- **WHAT IS EXPECTED**
Each line of the data that includes the string "Chargeable" is to be copied out.
***** RECORD EXCERPTS
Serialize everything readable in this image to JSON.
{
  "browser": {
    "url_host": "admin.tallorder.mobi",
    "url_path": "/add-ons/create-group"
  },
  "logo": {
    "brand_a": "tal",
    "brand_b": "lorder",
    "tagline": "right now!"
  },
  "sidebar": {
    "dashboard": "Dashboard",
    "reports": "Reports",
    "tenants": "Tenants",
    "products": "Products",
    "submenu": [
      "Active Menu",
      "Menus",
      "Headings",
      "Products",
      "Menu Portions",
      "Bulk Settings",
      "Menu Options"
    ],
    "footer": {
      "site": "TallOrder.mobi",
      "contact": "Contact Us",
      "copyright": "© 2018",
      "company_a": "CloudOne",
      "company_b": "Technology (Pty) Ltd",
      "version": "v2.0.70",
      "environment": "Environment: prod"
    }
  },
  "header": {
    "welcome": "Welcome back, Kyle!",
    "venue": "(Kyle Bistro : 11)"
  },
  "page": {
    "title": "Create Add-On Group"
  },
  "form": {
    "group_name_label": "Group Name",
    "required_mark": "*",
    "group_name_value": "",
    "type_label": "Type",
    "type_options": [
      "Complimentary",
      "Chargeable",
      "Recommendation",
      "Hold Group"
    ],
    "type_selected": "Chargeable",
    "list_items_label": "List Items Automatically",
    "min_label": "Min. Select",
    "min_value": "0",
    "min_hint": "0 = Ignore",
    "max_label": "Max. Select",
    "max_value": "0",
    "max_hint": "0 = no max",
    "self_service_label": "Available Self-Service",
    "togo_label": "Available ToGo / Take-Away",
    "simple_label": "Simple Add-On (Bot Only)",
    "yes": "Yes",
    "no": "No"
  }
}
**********
- **OUTPUT FOR THIS EXERCISE**
      "Chargeable",
    "type_selected": "Chargeable",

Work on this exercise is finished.